An African mother and daughter who fled the Sudanese Civil War have made global health education a family affair in Scotland.
When Rose Tibi and her daughter, Carol, escaped the conflict in Sudan in the 1980s, neither of them guessed that Carol would also follow in her mother’s educational footsteps as part of the Institute for Global Health & Development (IGHD) at Queen Margaret University (QMU), Edinburgh.
Both Rose and Carol were both taught by Professor Alastair Ager, Director of IGHD, but 25 years apart.
Rose had been working as a registered nurse in South Sudan for 10 years before fleeing to Scotland, where her husband was also studying at the time. Luckily, she managed to leave South Sudan two days before Omar Hassan al-Bashir took control of the country.
When she sought asylum in Scotland in 1989 with her two young children, Rose did not expect it to be such a difficult experience. At that time there were only six black African families living in Edinburgh. She and her family faced many racially motivated attacks, both in their home and in the streets.
Rose was able to find a job as a nurse in Edinburgh, but facing the inequalities of the early 1990s, she could not find a position equal to the level she had worked at in South Sudan. Being from a culture where education is a priority, she knew she had to up her skills and return to university in order to improve her job prospects.
In 1993, Rose decided to enroll on the MSc International Health at QMU, as she knew she would like to work in the developing world or to help refugees with health issues in the Lothian area.
During her year at QMU, Rose studied the Health Management module with students from a wide range of countries, including nationalities from Asia, Africa and Europe.
Commenting on her experience, Rose said: “I was determined to balance being a full time mum with two part time jobs, as well as studying a full time Masters course at QMU. Although I found it challenging, I eventually graduated from QMU in 1994 and returned to private sector nursing, working mostly in nursing homes.”
Due to her long time interest in maternal health, and with help from her employer, Rose returned to QMU again in 1999 to take the one year Health Visitor course. During this time, she was granted citizenship in Scotland.

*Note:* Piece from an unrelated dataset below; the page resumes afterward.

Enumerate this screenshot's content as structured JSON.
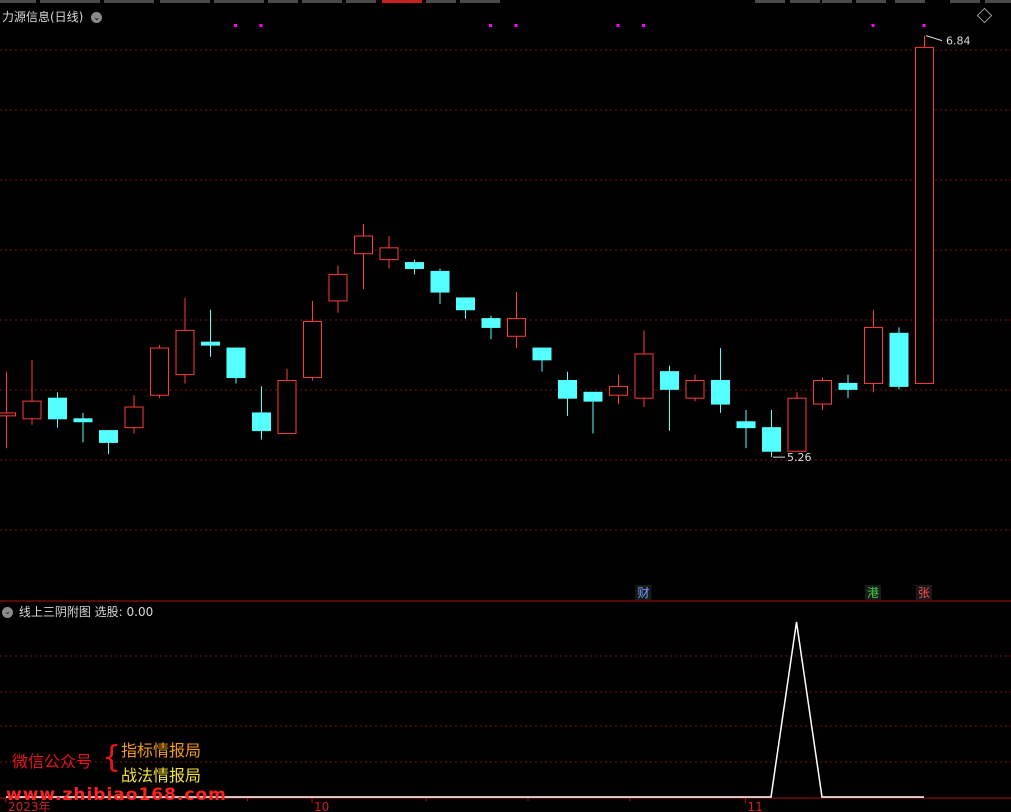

Rose added: “I believe both courses I took at QMU have enabled me to be where I am now with my career and life in Edinburgh, as well as empowering me to get a job I enjoy and feel passionately about.”
Since graduating, Rose has worked as a Health Visitor at various locations around Edinburgh, setting up local community groups for new parents where they can share baby massage and baby sign language skills.
Her studies in global health also influenced her to work with local groups like Shakti Women’s Aid, a charity which fights against domestic violence within black ethnic minority groups, and the Minority Ethnic Health Inclusion Service (MEHIS), which is part of NHS Lothian.
Rose’s daughter, Carol, started studying MSc Global Health at IGHD in January 2017. With her background in psychology and counselling, Carol is now able to widen her horizons and apply a global perspective to the topics she is studying.
One of Carol’s modules is Psychosocial Interventions for Displaced Populations. This module focuses on mental health care support for people who are forced to move due to persecution, conflict and natural or man-made disasters. The module is studied completely online – something that was not available when her mother, Rose, was studying at QMU.
In her current and previous role as a support worker, Carol continues to offer emotional support to adults and young people from diverse socio-economic backgrounds facing housing, mental health and addiction issues. She also supports clients to access and link in with recovery and health services in their community.
Carol said: “My motivation to study global health at QMU is both personal and professional. I feel this course would give me the opportunity to fulfil my aims as it covers topics that will broaden my knowledge, including psychosocial intervention, health systems in fragile and conflict-affected states, as well as global mental health and psychosocial wellbeing.
“I’m enjoying learning again after long absence from academia. I’ve enjoyed meeting people from around the world from different backgrounds at QMU. I also enjoy the teaching at QMU as it’s interactive, allowing for discussions and personal experiences to be shared.”
Carol feels that there is not enough support in place for those from refugee communities. In particular, she thinks there is a lack of support for children and young people in dealing with mental health issues. As a result, Carol believes these groups are often left isolated with no outlet, which can be detrimental in adulthood. Carol has seen evidence of this in her own community and many others.
These issues also motivated Carol to enroll in a diploma in counselling skills for children and young people. Based on her own personal and professional experience, Carol believes that prevention and early intervention is the key to reducing detrimental psychological and social risk factors for young people in the future.
Carol added: “My future aim is to work with refugees and vulnerable people, who are often marginalised in developing and developed countries. I feel more than ever there is a need for sustainability and effective resettlement programmes in communities to allow refugees to rebuild their lives.”
Rose and Carol both recommend that prospective Masters students should consider how much free time they have to devote to their studies and how they will support themselves financially during their time at university.
Visit our Institute for Global Health & Development (IGHD) for more information.